Another top ADA priority for Butler was food inspection. The agency’s livestock division was understaffed yet charged with mandatory slaughterhouse inspections, milk inspections, and other related services.

Butler also worked to create a better and more efficient produce inspection program for ADA inspectors. The agency moved its inspection of produce grown in Mexico headed to the U.S. from the Mexico side of the border just across the international border near Nogales, Ariz. This helped decrease inspection costs.

There has not been a single food safety recall in Arizona on Butler's watch.

Butler discussed the joint cooperation between the California Department of Food and Agriculture (CDFA) and ADA over the years.

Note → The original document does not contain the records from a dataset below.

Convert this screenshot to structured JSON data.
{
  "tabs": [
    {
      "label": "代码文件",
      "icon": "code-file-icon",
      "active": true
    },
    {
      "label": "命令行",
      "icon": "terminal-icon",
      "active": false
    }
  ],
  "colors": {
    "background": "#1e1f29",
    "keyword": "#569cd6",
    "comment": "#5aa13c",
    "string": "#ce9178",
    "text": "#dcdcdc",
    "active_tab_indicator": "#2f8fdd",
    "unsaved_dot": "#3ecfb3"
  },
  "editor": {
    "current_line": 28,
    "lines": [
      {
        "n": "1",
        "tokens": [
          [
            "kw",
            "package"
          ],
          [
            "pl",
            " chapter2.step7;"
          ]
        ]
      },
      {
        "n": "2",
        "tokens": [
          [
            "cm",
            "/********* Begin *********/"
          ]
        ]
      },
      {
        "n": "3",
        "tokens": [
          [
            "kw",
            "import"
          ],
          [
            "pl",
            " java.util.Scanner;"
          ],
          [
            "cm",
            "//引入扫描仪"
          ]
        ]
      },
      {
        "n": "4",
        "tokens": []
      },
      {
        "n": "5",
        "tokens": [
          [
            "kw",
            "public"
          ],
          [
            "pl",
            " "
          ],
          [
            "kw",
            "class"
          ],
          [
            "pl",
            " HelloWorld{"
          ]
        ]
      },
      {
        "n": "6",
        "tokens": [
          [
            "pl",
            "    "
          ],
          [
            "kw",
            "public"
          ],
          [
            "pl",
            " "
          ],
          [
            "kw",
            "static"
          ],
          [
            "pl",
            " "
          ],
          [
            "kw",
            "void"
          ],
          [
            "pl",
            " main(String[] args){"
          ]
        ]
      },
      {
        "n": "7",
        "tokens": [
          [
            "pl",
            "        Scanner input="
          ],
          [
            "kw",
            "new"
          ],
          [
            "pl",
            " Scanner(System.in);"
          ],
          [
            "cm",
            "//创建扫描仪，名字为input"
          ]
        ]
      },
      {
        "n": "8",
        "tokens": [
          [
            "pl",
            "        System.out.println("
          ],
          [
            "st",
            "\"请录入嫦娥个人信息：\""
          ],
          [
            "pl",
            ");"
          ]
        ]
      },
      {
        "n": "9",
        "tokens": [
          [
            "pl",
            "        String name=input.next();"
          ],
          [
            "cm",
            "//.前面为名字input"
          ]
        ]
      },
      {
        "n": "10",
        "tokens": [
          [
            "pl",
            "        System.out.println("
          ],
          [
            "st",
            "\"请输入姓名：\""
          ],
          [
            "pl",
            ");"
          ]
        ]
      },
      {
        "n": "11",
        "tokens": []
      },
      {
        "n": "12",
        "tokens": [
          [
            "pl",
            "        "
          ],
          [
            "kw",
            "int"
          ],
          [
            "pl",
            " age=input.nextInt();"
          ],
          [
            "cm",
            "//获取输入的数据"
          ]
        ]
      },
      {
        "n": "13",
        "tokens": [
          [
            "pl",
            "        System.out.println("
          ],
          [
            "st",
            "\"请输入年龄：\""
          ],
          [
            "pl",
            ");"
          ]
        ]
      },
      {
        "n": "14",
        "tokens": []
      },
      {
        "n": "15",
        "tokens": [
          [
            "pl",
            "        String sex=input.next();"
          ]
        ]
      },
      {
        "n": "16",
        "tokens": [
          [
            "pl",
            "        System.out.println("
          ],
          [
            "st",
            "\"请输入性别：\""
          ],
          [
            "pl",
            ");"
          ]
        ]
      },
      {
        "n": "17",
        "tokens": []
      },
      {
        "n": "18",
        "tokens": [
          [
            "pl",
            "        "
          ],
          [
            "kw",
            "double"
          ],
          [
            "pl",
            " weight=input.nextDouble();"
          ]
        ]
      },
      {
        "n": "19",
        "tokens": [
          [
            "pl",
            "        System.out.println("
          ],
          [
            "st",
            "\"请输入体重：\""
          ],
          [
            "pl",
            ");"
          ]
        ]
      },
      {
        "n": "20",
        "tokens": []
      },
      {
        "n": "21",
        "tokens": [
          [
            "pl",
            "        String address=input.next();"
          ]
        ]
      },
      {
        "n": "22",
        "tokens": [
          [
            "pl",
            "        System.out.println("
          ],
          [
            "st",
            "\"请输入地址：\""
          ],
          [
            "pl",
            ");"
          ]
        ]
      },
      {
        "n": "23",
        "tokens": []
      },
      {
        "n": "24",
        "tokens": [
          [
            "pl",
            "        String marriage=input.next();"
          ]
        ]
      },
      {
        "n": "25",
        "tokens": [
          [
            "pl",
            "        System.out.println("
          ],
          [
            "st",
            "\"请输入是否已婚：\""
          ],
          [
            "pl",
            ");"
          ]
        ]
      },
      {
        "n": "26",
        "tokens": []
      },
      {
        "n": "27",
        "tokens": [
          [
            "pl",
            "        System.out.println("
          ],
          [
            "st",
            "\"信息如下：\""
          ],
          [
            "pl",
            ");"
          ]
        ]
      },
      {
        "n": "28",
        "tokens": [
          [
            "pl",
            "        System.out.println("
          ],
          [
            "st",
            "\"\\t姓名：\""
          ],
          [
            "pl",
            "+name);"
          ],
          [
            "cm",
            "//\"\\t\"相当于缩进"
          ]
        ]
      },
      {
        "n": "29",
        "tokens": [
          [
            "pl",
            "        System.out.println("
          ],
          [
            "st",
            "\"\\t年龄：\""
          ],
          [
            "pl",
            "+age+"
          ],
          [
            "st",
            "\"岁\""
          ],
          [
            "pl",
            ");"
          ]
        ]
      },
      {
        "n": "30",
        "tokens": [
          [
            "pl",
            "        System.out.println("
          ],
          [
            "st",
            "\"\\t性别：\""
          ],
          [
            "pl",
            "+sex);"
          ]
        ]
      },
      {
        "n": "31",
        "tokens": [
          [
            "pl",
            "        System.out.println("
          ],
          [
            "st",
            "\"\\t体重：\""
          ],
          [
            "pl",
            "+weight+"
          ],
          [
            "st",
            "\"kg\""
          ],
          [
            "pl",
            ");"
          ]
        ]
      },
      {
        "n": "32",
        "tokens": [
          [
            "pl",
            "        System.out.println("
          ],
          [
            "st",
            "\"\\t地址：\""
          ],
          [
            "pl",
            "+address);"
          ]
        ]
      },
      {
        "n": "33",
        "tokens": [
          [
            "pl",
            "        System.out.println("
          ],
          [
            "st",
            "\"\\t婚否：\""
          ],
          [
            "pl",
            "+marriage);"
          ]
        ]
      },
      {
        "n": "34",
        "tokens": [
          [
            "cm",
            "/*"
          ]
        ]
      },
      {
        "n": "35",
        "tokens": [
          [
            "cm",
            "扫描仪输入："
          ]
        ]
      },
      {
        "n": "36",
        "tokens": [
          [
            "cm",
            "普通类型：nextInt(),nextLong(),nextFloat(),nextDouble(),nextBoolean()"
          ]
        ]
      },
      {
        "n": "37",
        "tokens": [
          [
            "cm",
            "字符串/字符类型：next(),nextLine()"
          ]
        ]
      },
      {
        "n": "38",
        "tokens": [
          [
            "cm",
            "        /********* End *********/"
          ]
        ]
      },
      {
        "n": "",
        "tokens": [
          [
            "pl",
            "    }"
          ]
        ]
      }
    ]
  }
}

He noted how the two agencies responded after an outbreak of e. coli O157:H7 in California-grown spinach in 2006 which sickened 71 people in five states.

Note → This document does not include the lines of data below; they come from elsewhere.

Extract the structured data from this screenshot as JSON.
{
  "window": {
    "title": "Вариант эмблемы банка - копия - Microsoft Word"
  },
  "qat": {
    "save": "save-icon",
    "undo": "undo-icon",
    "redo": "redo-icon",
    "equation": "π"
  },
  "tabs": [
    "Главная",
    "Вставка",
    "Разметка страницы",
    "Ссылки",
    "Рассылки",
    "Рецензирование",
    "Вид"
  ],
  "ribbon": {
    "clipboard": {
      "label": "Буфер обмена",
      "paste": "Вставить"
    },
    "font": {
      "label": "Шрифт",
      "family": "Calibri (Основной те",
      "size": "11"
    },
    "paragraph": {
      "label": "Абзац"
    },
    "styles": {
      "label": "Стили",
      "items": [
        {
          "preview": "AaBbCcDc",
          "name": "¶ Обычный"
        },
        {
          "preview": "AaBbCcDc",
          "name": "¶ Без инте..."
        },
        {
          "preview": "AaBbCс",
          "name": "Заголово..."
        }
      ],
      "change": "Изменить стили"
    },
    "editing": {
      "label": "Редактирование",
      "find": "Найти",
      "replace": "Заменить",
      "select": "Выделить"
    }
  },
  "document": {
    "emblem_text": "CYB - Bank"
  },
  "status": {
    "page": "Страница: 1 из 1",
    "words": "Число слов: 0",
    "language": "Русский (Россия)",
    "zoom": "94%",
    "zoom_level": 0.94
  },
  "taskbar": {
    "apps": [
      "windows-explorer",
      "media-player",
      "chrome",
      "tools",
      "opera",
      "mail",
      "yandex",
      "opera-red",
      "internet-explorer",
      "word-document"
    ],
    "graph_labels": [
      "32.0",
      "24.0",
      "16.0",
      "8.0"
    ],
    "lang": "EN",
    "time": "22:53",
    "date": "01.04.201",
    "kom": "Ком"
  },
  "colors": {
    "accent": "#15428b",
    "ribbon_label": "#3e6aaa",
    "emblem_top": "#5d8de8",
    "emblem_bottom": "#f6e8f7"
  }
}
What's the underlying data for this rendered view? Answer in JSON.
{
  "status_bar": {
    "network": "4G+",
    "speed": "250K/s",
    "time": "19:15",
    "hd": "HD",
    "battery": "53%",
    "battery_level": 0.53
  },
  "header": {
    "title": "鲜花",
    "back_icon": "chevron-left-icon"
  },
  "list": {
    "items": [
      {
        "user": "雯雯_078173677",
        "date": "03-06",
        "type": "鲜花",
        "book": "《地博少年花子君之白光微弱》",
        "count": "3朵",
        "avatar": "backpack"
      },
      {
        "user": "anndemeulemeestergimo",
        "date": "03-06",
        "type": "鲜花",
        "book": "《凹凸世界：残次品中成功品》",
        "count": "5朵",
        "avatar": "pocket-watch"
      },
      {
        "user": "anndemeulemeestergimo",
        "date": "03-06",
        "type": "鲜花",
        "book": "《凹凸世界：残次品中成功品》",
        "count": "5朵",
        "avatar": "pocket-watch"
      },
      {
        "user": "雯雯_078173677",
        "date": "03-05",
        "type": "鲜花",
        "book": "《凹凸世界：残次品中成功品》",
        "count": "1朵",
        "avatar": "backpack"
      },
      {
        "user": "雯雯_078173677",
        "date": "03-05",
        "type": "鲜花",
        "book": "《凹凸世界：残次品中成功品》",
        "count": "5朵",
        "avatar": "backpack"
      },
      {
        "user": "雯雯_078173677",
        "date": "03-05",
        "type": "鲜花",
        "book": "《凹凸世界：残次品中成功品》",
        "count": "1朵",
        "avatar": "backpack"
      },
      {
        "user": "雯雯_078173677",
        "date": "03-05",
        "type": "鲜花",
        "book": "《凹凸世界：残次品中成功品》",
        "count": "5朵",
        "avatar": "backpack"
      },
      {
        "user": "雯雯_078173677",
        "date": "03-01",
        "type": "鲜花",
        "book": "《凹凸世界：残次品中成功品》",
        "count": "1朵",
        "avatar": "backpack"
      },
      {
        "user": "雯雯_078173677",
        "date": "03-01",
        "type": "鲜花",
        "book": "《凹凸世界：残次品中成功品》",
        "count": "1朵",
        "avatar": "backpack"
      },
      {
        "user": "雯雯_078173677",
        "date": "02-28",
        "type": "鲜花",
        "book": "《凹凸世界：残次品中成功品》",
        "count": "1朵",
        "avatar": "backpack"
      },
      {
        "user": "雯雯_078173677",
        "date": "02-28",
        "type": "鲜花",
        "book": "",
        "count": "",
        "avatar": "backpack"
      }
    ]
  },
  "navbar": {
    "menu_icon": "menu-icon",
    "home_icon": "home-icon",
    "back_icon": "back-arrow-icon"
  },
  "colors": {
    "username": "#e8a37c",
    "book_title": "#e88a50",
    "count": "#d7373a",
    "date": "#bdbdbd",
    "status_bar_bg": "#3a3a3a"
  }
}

The California leafy greens industry, CDFA, and others developed a leafy green marketing agreement (LGMA) program designed to create a safer supply of leafy greens. ADA followed suit with a similar LGMA program.

One of the biggest challenges Butler faced during his tenure has been decreased funding of the agency. The Great Recession and related funding cuts from the federal government and elsewhere have taken a heavy toll on the ADA’s coffers.

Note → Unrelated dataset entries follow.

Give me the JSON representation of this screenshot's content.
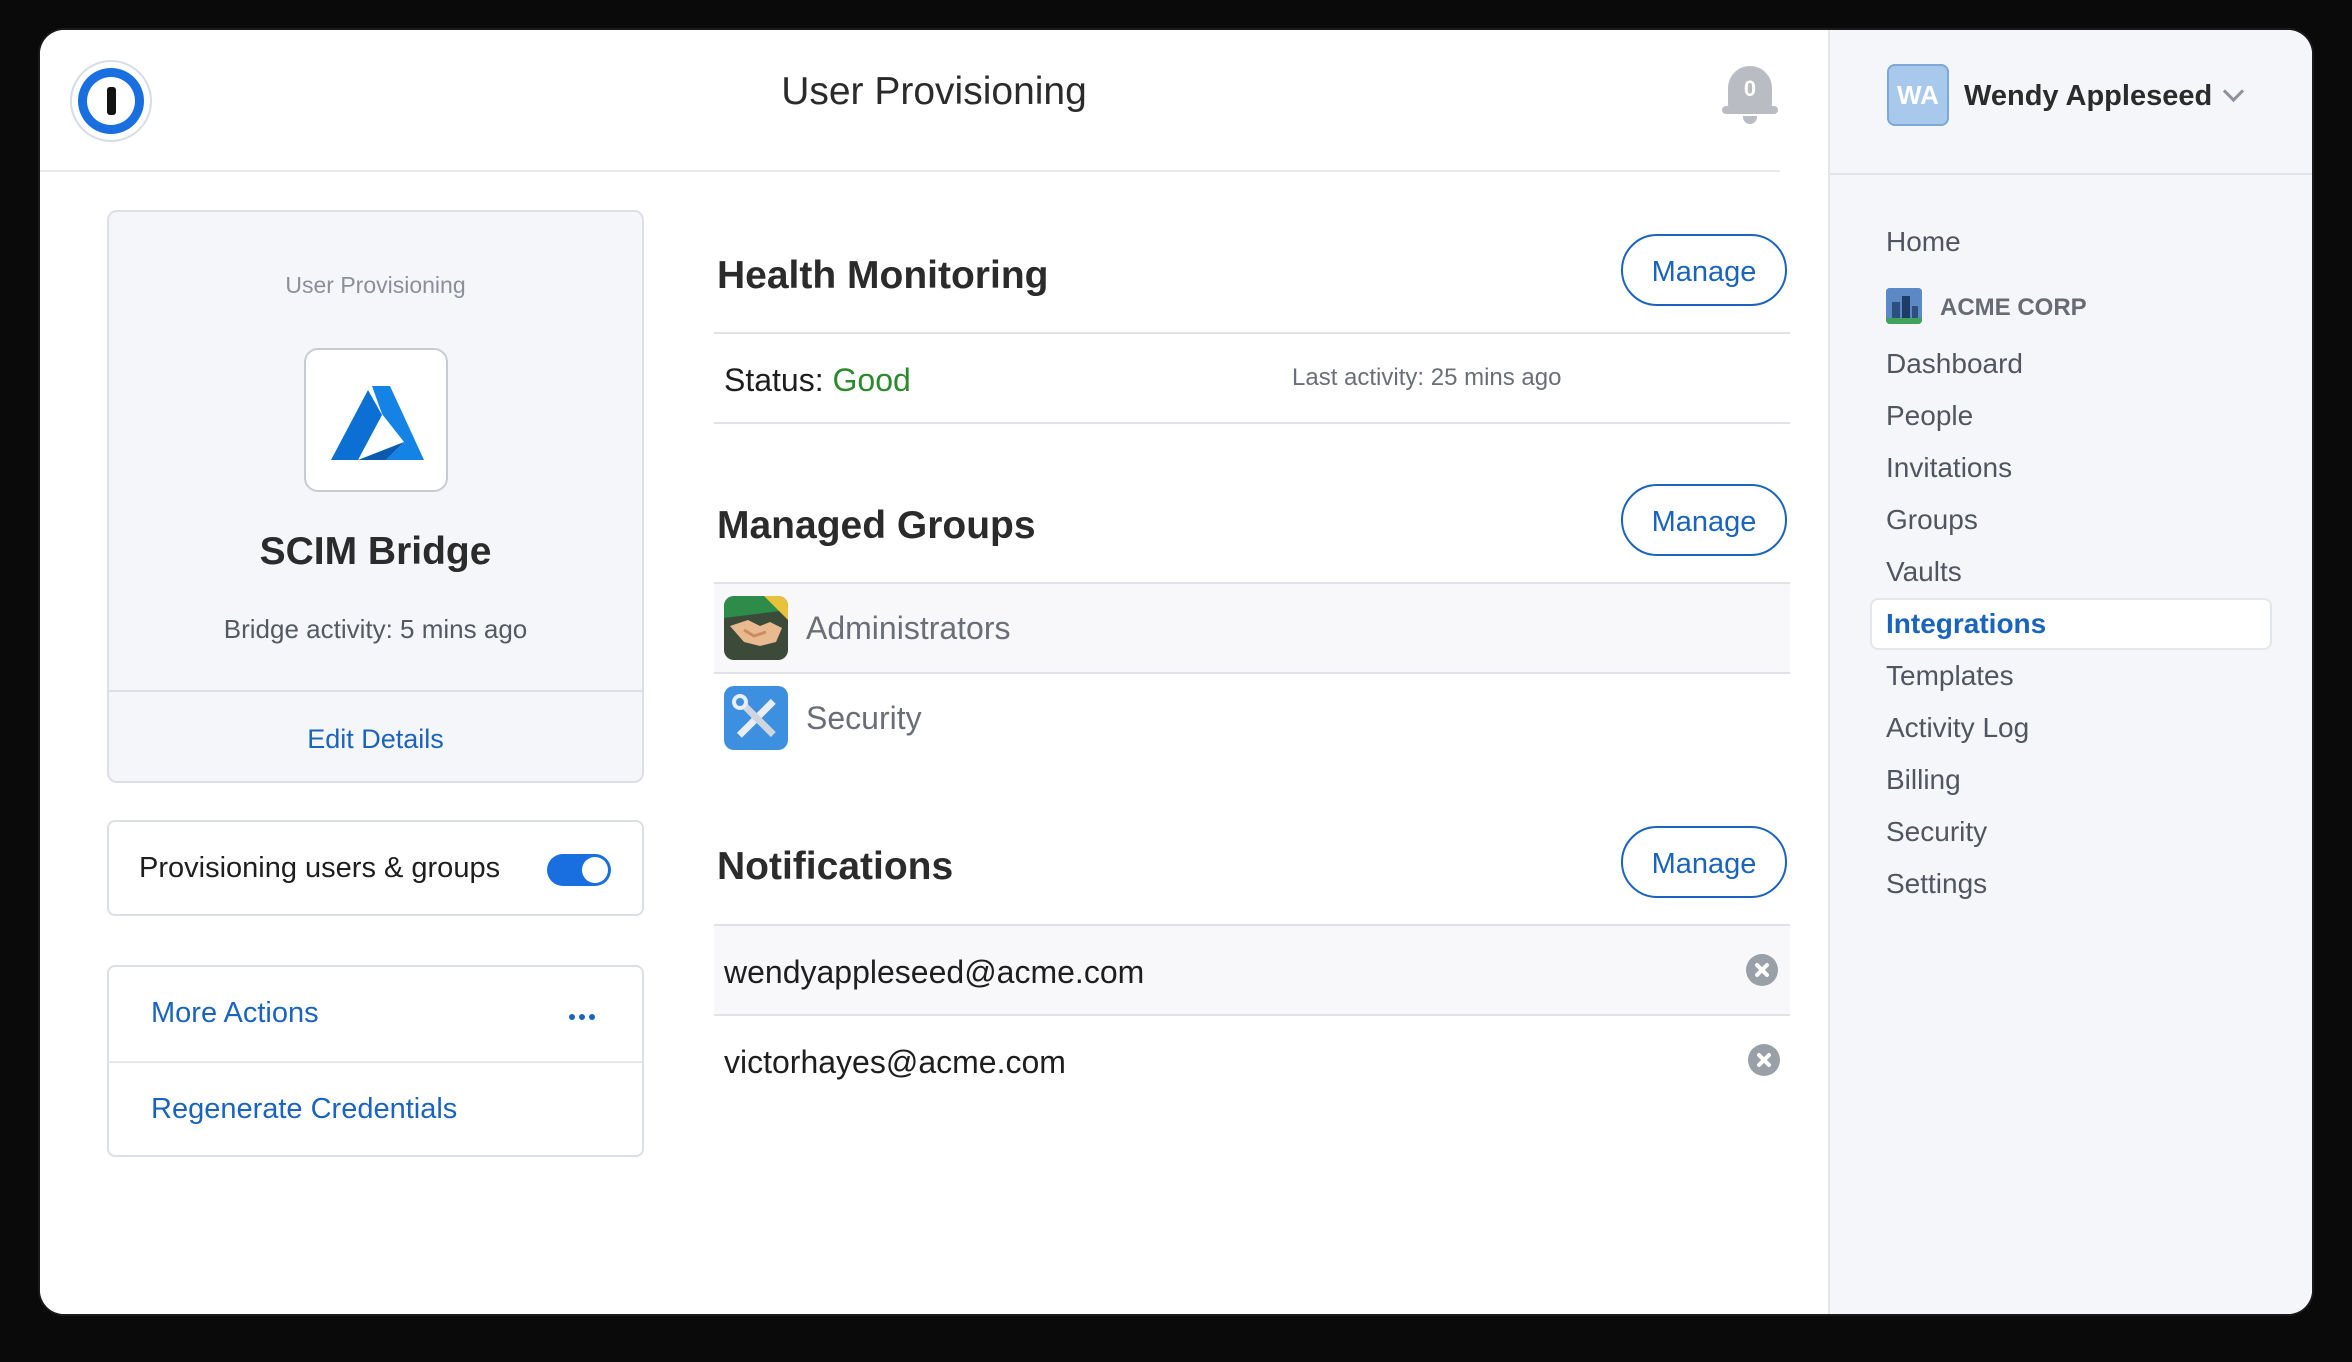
{
  "header": {
    "title": "User Provisioning",
    "notification_count": "0"
  },
  "bridge_card": {
    "label": "User Provisioning",
    "title": "SCIM Bridge",
    "activity": "Bridge activity: 5 mins ago",
    "edit_link": "Edit Details"
  },
  "provisioning_toggle": {
    "label": "Provisioning users & groups",
    "enabled": true
  },
  "actions": {
    "more_actions": "More Actions",
    "regenerate": "Regenerate Credentials"
  },
  "health": {
    "title": "Health Monitoring",
    "manage_label": "Manage",
    "status_label": "Status:",
    "status_value": "Good",
    "last_activity": "Last activity: 25 mins ago"
  },
  "groups": {
    "title": "Managed Groups",
    "manage_label": "Manage",
    "items": [
      {
        "name": "Administrators",
        "icon": "handshake-icon"
      },
      {
        "name": "Security",
        "icon": "tools-icon"
      }
    ]
  },
  "notifications": {
    "title": "Notifications",
    "manage_label": "Manage",
    "emails": [
      "wendyappleseed@acme.com",
      "victorhayes@acme.com"
    ]
  },
  "sidebar": {
    "user_initials": "WA",
    "user_name": "Wendy Appleseed",
    "org": "ACME CORP",
    "items": [
      {
        "label": "Home"
      },
      {
        "label": "Dashboard"
      },
      {
        "label": "People"
      },
      {
        "label": "Invitations"
      },
      {
        "label": "Groups"
      },
      {
        "label": "Vaults"
      },
      {
        "label": "Integrations",
        "active": true
      },
      {
        "label": "Templates"
      },
      {
        "label": "Activity Log"
      },
      {
        "label": "Billing"
      },
      {
        "label": "Security"
      },
      {
        "label": "Settings"
      }
    ]
  },
  "colors": {
    "accent": "#1a64c0",
    "status_good": "#2c8a2c",
    "toggle_on": "#1a6fe0"
  }
}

The ADA had 300 employees when Butler came on board. Today, the number is about 240; a 20-percent reduction in the last decade.

“We are doing more with less,” Butler said.

The ADA budget is about $25 million dollars. About two-thirds come from the federal government, fees, and grants. The remaining third ($8 million) is from state taxpayers.

The ADA budget today is less than the department’s budget in 1991.